Characters affected by obesity in popular media are often portrayed as rude, aggressive, unintelligent, unhealthy and the target of ridicule and bullying. On news stories about weight or obesity-related conditions, often only a person’s body is shown and not their face.
If you haven’t noticed these trends, it’s not surprising. Weight stigma and bias are so common in our society that we often don’t know when we’re exposed to it. Yet, weight stigma can actually perpetuate and worsen health conditions for the children and adults we know and interact with.
In a blog for the Healthiest State Initiative, I offer four points you need to know to promote a healthier, more supportive community:
How working together to improve housing is leading to better health outcomes.

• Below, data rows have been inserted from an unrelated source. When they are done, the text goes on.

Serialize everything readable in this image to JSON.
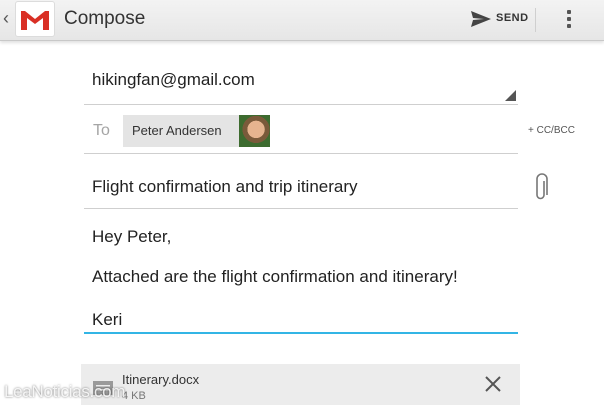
{
  "action_bar": {
    "title": "Compose",
    "send_label": "SEND",
    "icons": [
      "up-caret-icon",
      "gmail-logo",
      "send-icon",
      "overflow-menu-icon"
    ],
    "colors": {
      "gmail_red": "#d93025",
      "bar_bg": "#eeeeee"
    }
  },
  "compose": {
    "from": "hikingfan@gmail.com",
    "to_label": "To",
    "recipients": [
      {
        "name": "Peter Andersen"
      }
    ],
    "cc_bcc_label": "+ CC/BCC",
    "subject": "Flight confirmation and trip itinerary",
    "body_lines": [
      "Hey Peter,",
      "Attached are the flight confirmation and itinerary!",
      "Keri"
    ],
    "focus_color": "#33b5e5"
  },
  "attachment": {
    "filename": "Itinerary.docx",
    "size": "4 KB"
  },
  "watermark": "LeaNoticias.com"
}
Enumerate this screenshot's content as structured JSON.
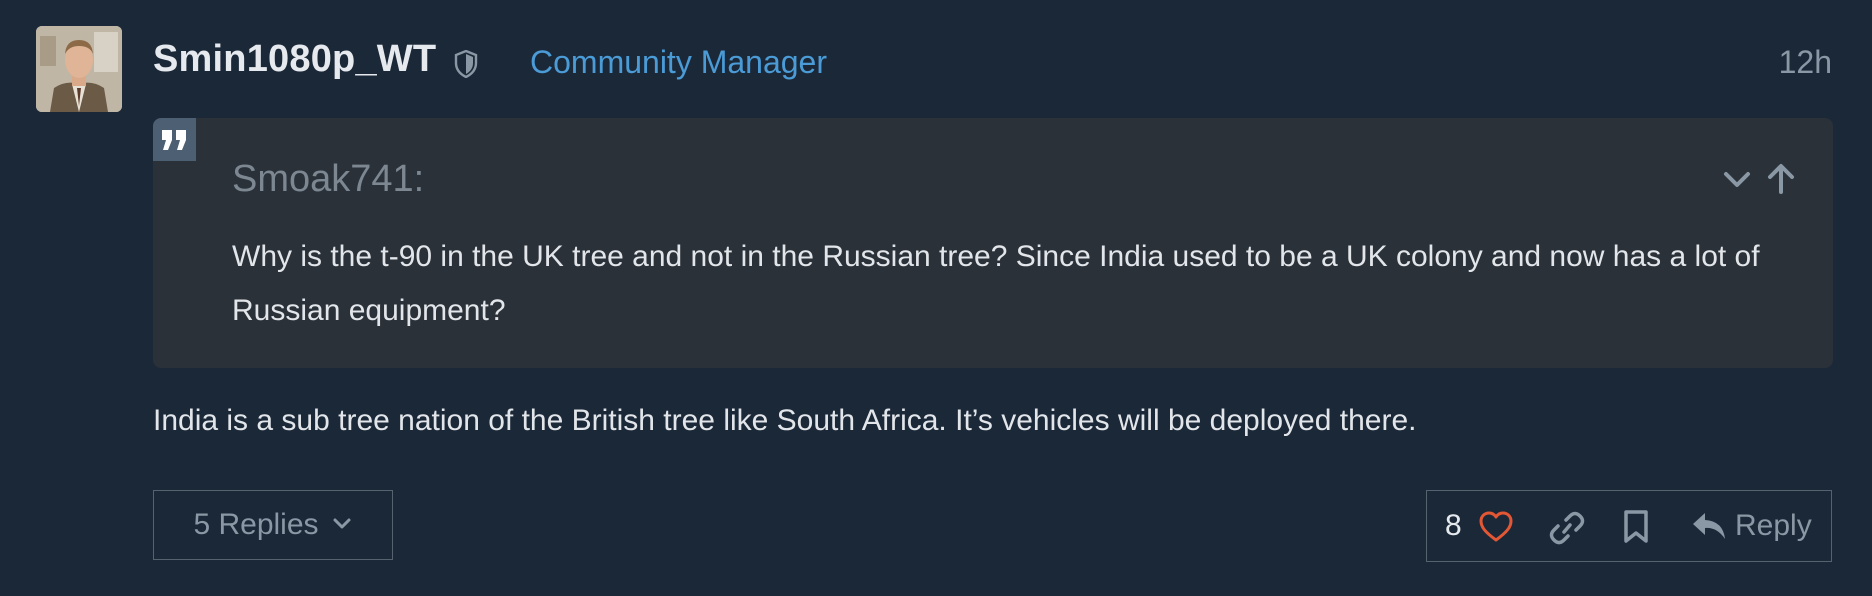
{
  "post": {
    "username": "Smin1080p_WT",
    "user_title": "Community Manager",
    "date": "12h",
    "quote": {
      "author": "Smoak741:",
      "text": "Why is the t-90 in the UK tree and not in the Russian tree? Since India used to be a UK colony and now has a lot of Russian equipment?"
    },
    "body": "India is a sub tree nation of the British tree like South Africa. It’s vehicles will be deployed there.",
    "replies_label": "5 Replies",
    "likes": "8",
    "reply_label": "Reply"
  },
  "colors": {
    "background": "#1b2838",
    "quote_background": "#2a3139",
    "accent_blue": "#4a9bd6",
    "like_red": "#e45735",
    "muted": "#8a97a4"
  },
  "icons": [
    "shield-icon",
    "quote-icon",
    "chevron-down-icon",
    "arrow-up-icon",
    "heart-icon",
    "link-icon",
    "bookmark-icon",
    "reply-icon"
  ]
}
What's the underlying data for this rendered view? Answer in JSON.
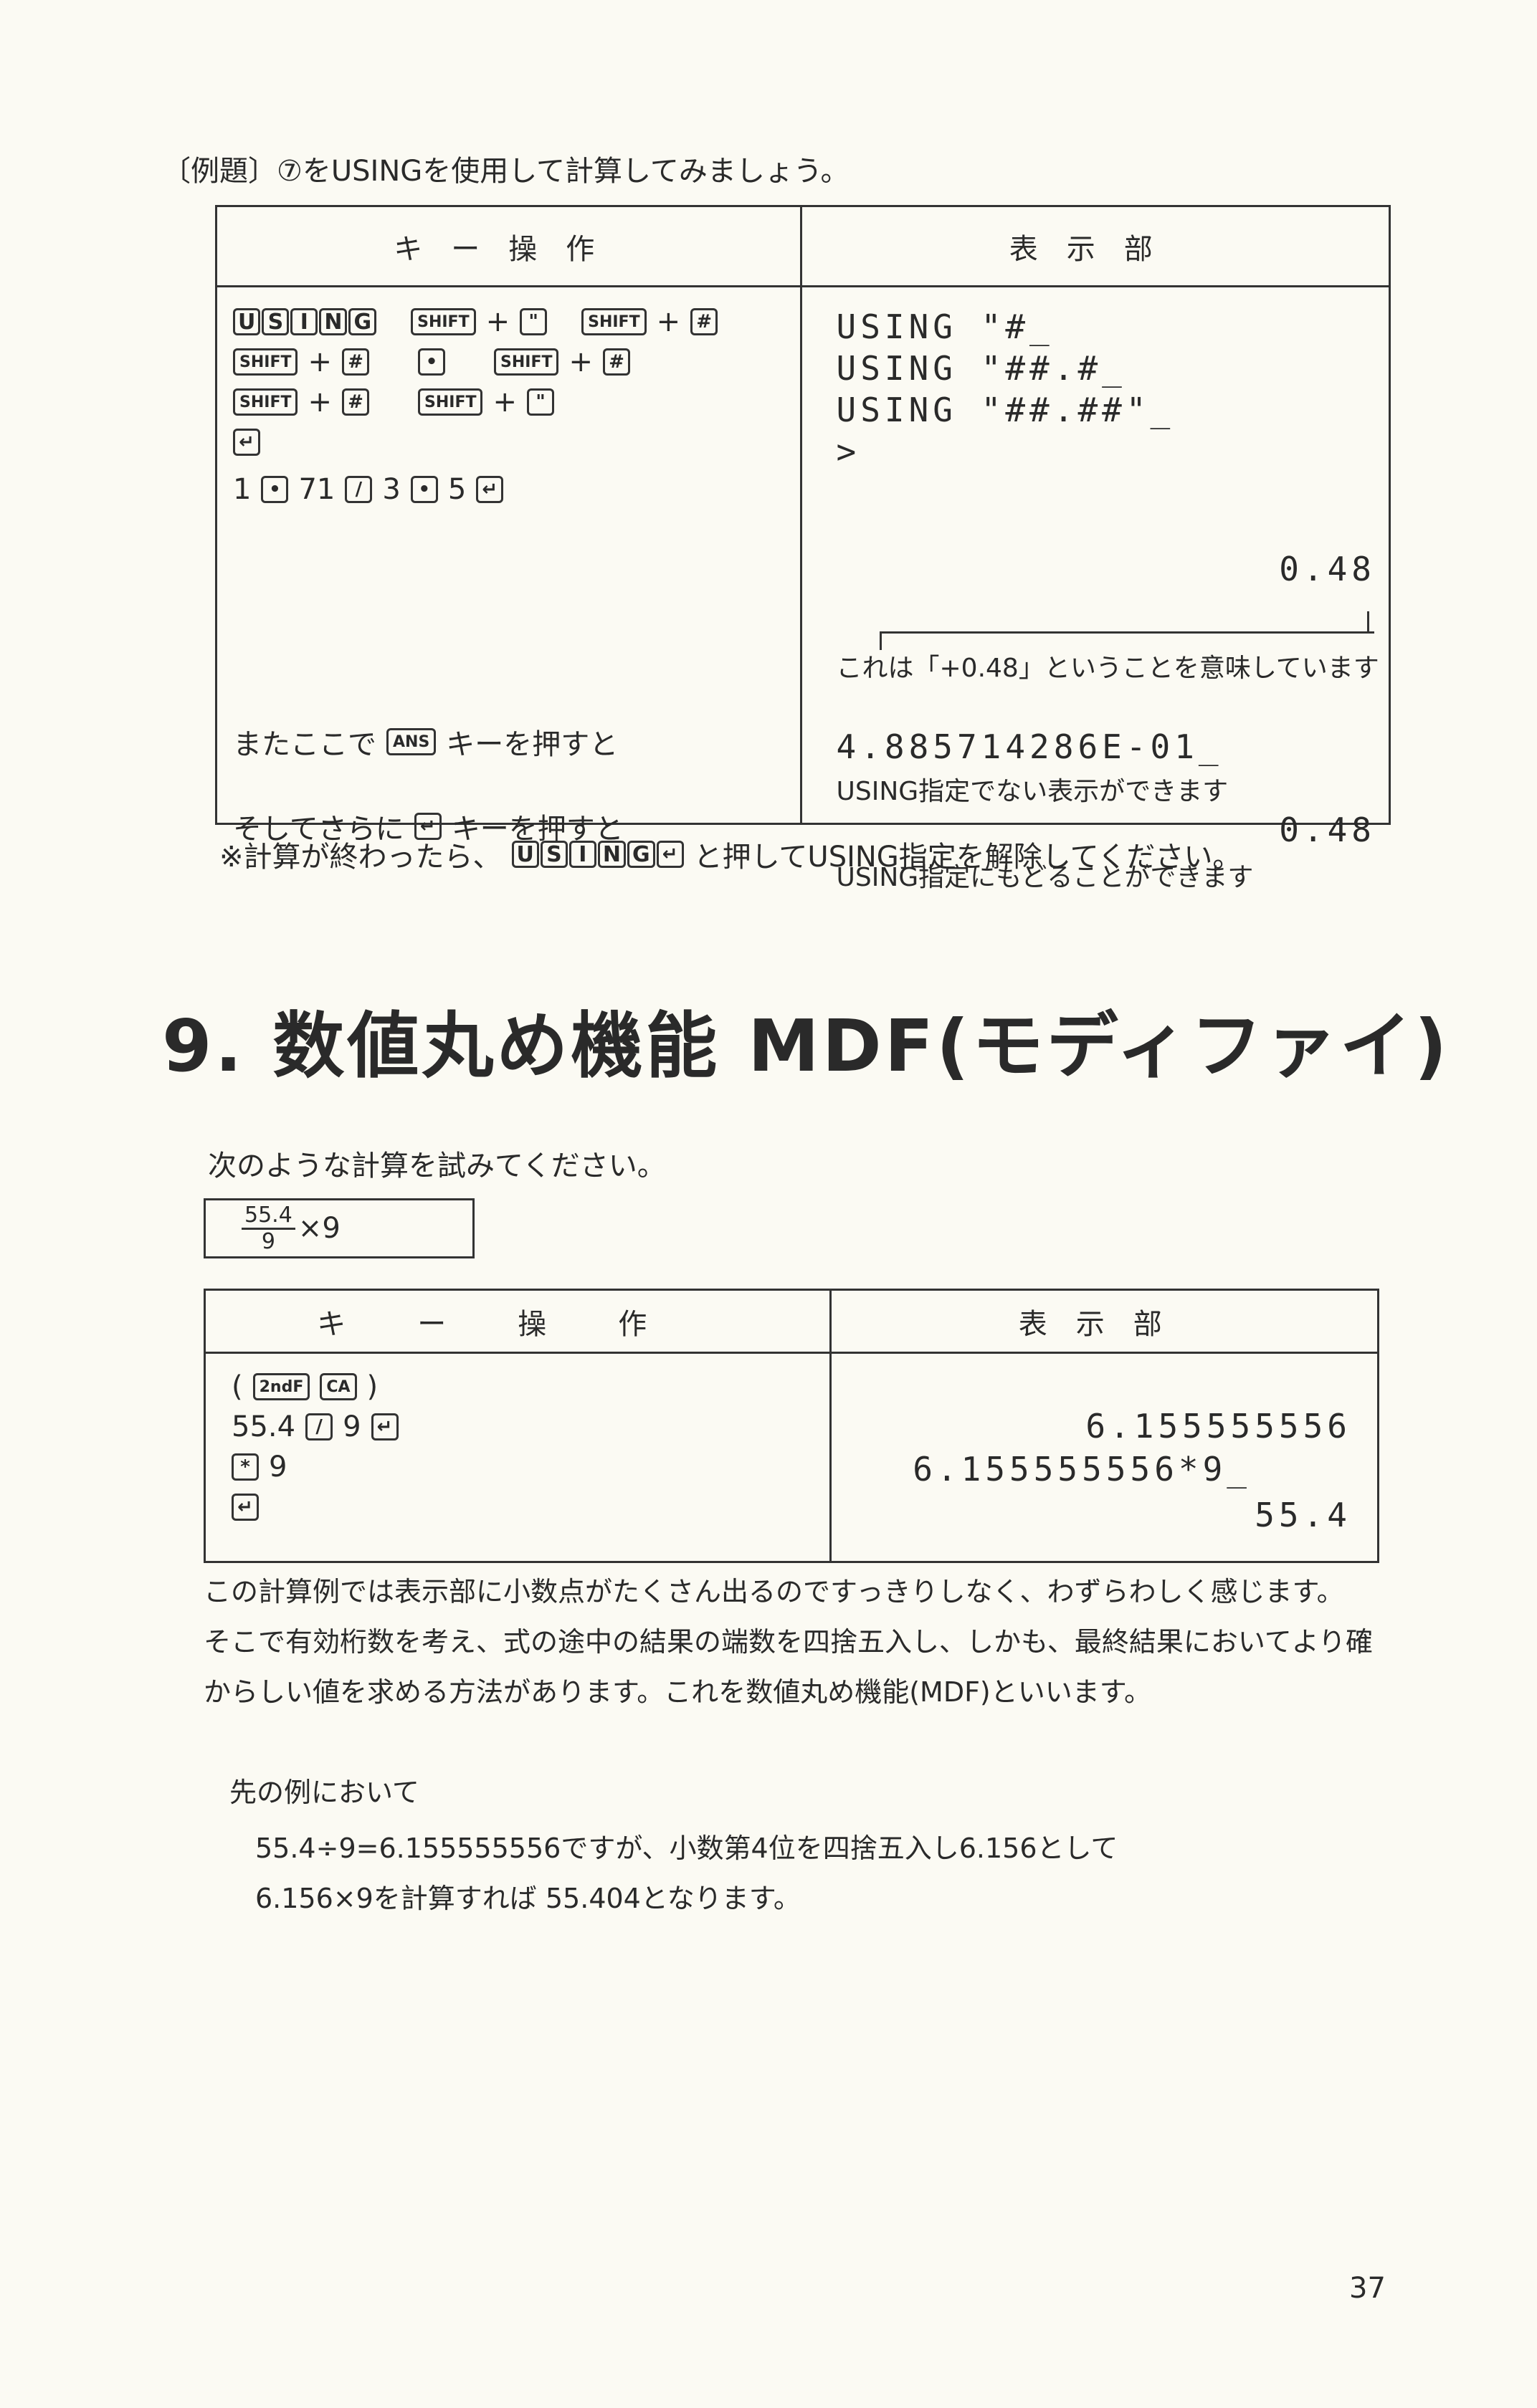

An incentive program has provided a model for increasing access to nutritious foods and improving health outcomes.
A needs assessment of Oakridge Neighborhood residents is informing ways to improve health and well-being
An Iowa Doula Project is expanding community-based health care to improve Black maternal health outcomes.
How AMOS engaged hundreds of advocates to push for a children's mental health crisis response system
How support to Iowa Public Radio is building awareness of factors that influence well-being
New report highlights central Iowa Latinos contributions and disparities and elevates Latinx leaders
MercyOne's community health worker model improves outcomes for families.
Outcomes from Mid-Iowa Health Foundation's HealthConnect Fellowship, October 2019-June 2021
How nonprofit leaders brought attention to the Latinx community and built new systems of support during the pandemic
uVoice high school students commit to learning about and addressing issues, including vaping and racial justice, in central Iowa.
dsm Magazine features a unique collaboration that is engaging youth who’ve experienced homelessness in identifying new solutions to address this issue in central Iowa.
Teenagers in jumpsuits lying on yoga mats, their eyes closed, their bodies still. This is the image Megan Hoxhalli describes as remarkable for juvenile detention, a place where youth arrive shaken, dysregulated, and scared about their future.